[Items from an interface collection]
.....
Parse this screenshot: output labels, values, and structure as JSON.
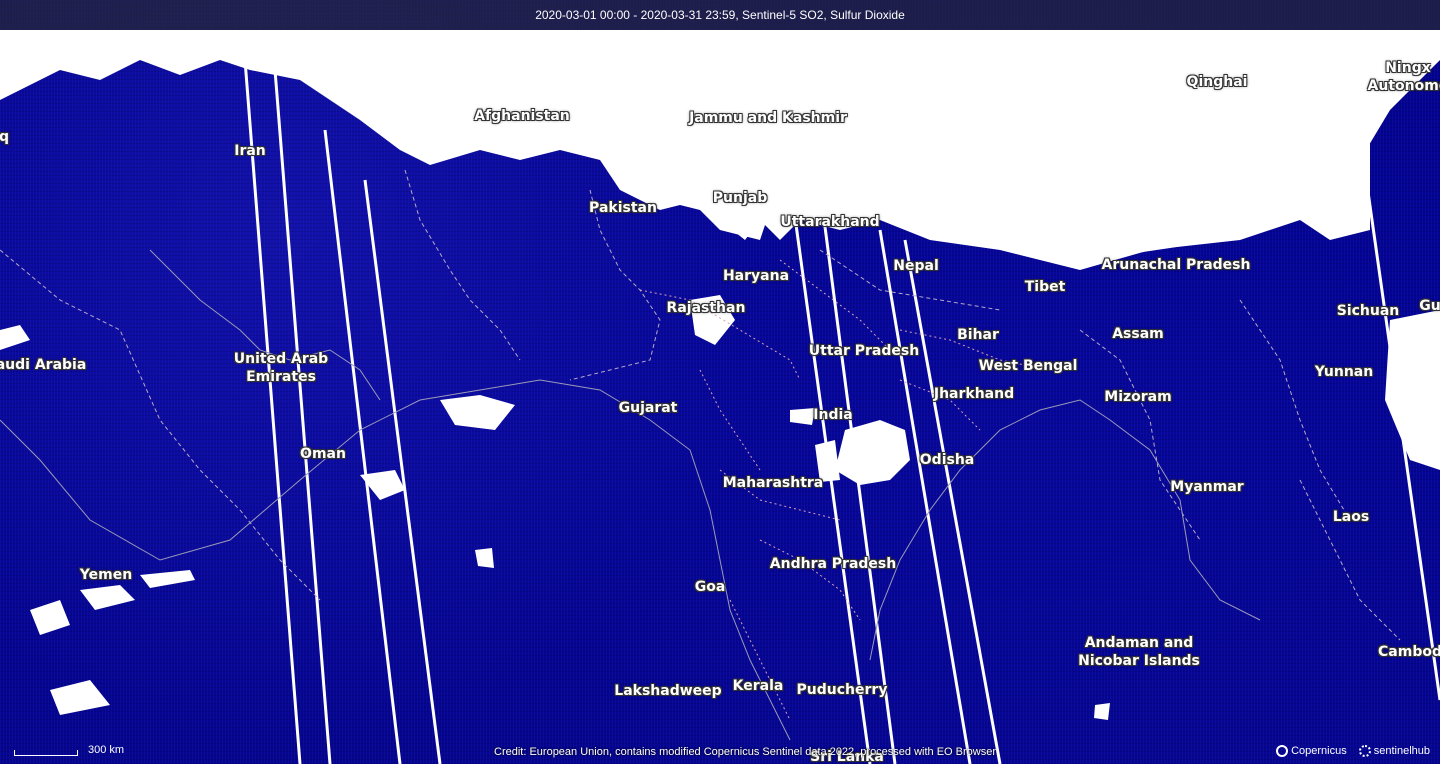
{
  "header": {
    "title": "2020-03-01 00:00 - 2020-03-31 23:59, Sentinel-5 SO2, Sulfur Dioxide"
  },
  "colors": {
    "background": "#03038f",
    "clouds": "#ffffff",
    "borders_country": "#b7a9c9",
    "borders_state": "#d8a0b8"
  },
  "places": [
    {
      "id": "qinghai",
      "label": "Qinghai"
    },
    {
      "id": "ningxia",
      "label": "Ningx\nAutonomo"
    },
    {
      "id": "afghanistan",
      "label": "Afghanistan"
    },
    {
      "id": "jammu",
      "label": "Jammu and Kashmir"
    },
    {
      "id": "iraq",
      "label": "q"
    },
    {
      "id": "iran",
      "label": "Iran"
    },
    {
      "id": "punjab",
      "label": "Punjab"
    },
    {
      "id": "pakistan",
      "label": "Pakistan"
    },
    {
      "id": "uttarakhand",
      "label": "Uttarakhand"
    },
    {
      "id": "nepal",
      "label": "Nepal"
    },
    {
      "id": "arunachal",
      "label": "Arunachal Pradesh"
    },
    {
      "id": "haryana",
      "label": "Haryana"
    },
    {
      "id": "tibet",
      "label": "Tibet"
    },
    {
      "id": "rajasthan",
      "label": "Rajasthan"
    },
    {
      "id": "sichuan",
      "label": "Sichuan"
    },
    {
      "id": "gu",
      "label": "Gu"
    },
    {
      "id": "bihar",
      "label": "Bihar"
    },
    {
      "id": "assam",
      "label": "Assam"
    },
    {
      "id": "uttar",
      "label": "Uttar Pradesh"
    },
    {
      "id": "saudi",
      "label": "audi Arabia"
    },
    {
      "id": "uae",
      "label": "United Arab\nEmirates"
    },
    {
      "id": "westbengal",
      "label": "West Bengal"
    },
    {
      "id": "yunnan",
      "label": "Yunnan"
    },
    {
      "id": "jharkhand",
      "label": "Jharkhand"
    },
    {
      "id": "mizoram",
      "label": "Mizoram"
    },
    {
      "id": "gujarat",
      "label": "Gujarat"
    },
    {
      "id": "india",
      "label": "India"
    },
    {
      "id": "oman",
      "label": "Oman"
    },
    {
      "id": "odisha",
      "label": "Odisha"
    },
    {
      "id": "maharashtra",
      "label": "Maharashtra"
    },
    {
      "id": "myanmar",
      "label": "Myanmar"
    },
    {
      "id": "laos",
      "label": "Laos"
    },
    {
      "id": "andhra",
      "label": "Andhra Pradesh"
    },
    {
      "id": "yemen",
      "label": "Yemen"
    },
    {
      "id": "goa",
      "label": "Goa"
    },
    {
      "id": "andaman",
      "label": "Andaman and\nNicobar Islands"
    },
    {
      "id": "cambodia",
      "label": "Cambod"
    },
    {
      "id": "lakshadweep",
      "label": "Lakshadweep"
    },
    {
      "id": "kerala",
      "label": "Kerala"
    },
    {
      "id": "puducherry",
      "label": "Puducherry"
    },
    {
      "id": "srilanka",
      "label": "Sri Lanka"
    }
  ],
  "scale": {
    "label": "300 km"
  },
  "credit": "Credit: European Union, contains modified Copernicus Sentinel data 2022, processed with EO Browser",
  "logos": {
    "copernicus": "Copernicus",
    "sentinelhub": "sentinelhub"
  }
}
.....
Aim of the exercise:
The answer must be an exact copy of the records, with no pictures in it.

Result:
Parse this screenshot: output labels, values, and structure as JSON.
{
  "header": {
    "title": "2020-03-01 00:00 - 2020-03-31 23:59, Sentinel-5 SO2, Sulfur Dioxide"
  },
  "colors": {
    "background": "#03038f",
    "clouds": "#ffffff",
    "borders_country": "#b7a9c9",
    "borders_state": "#d8a0b8"
  },
  "places": [
    {
      "id": "qinghai",
      "label": "Qinghai"
    },
    {
      "id": "ningxia",
      "label": "Ningx\nAutonomo"
    },
    {
      "id": "afghanistan",
      "label": "Afghanistan"
    },
    {
      "id": "jammu",
      "label": "Jammu and Kashmir"
    },
    {
      "id": "iraq",
      "label": "q"
    },
    {
      "id": "iran",
      "label": "Iran"
    },
    {
      "id": "punjab",
      "label": "Punjab"
    },
    {
      "id": "pakistan",
      "label": "Pakistan"
    },
    {
      "id": "uttarakhand",
      "label": "Uttarakhand"
    },
    {
      "id": "nepal",
      "label": "Nepal"
    },
    {
      "id": "arunachal",
      "label": "Arunachal Pradesh"
    },
    {
      "id": "haryana",
      "label": "Haryana"
    },
    {
      "id": "tibet",
      "label": "Tibet"
    },
    {
      "id": "rajasthan",
      "label": "Rajasthan"
    },
    {
      "id": "sichuan",
      "label": "Sichuan"
    },
    {
      "id": "gu",
      "label": "Gu"
    },
    {
      "id": "bihar",
      "label": "Bihar"
    },
    {
      "id": "assam",
      "label": "Assam"
    },
    {
      "id": "uttar",
      "label": "Uttar Pradesh"
    },
    {
      "id": "saudi",
      "label": "audi Arabia"
    },
    {
      "id": "uae",
      "label": "United Arab\nEmirates"
    },
    {
      "id": "westbengal",
      "label": "West Bengal"
    },
    {
      "id": "yunnan",
      "label": "Yunnan"
    },
    {
      "id": "jharkhand",
      "label": "Jharkhand"
    },
    {
      "id": "mizoram",
      "label": "Mizoram"
    },
    {
      "id": "gujarat",
      "label": "Gujarat"
    },
    {
      "id": "india",
      "label": "India"
    },
    {
      "id": "oman",
      "label": "Oman"
    },
    {
      "id": "odisha",
      "label": "Odisha"
    },
    {
      "id": "maharashtra",
      "label": "Maharashtra"
    },
    {
      "id": "myanmar",
      "label": "Myanmar"
    },
    {
      "id": "laos",
      "label": "Laos"
    },
    {
      "id": "andhra",
      "label": "Andhra Pradesh"
    },
    {
      "id": "yemen",
      "label": "Yemen"
    },
    {
      "id": "goa",
      "label": "Goa"
    },
    {
      "id": "andaman",
      "label": "Andaman and\nNicobar Islands"
    },
    {
      "id": "cambodia",
      "label": "Cambod"
    },
    {
      "id": "lakshadweep",
      "label": "Lakshadweep"
    },
    {
      "id": "kerala",
      "label": "Kerala"
    },
    {
      "id": "puducherry",
      "label": "Puducherry"
    },
    {
      "id": "srilanka",
      "label": "Sri Lanka"
    }
  ],
  "scale": {
    "label": "300 km"
  },
  "credit": "Credit: European Union, contains modified Copernicus Sentinel data 2022, processed with EO Browser",
  "logos": {
    "copernicus": "Copernicus",
    "sentinelhub": "sentinelhub"
  }
}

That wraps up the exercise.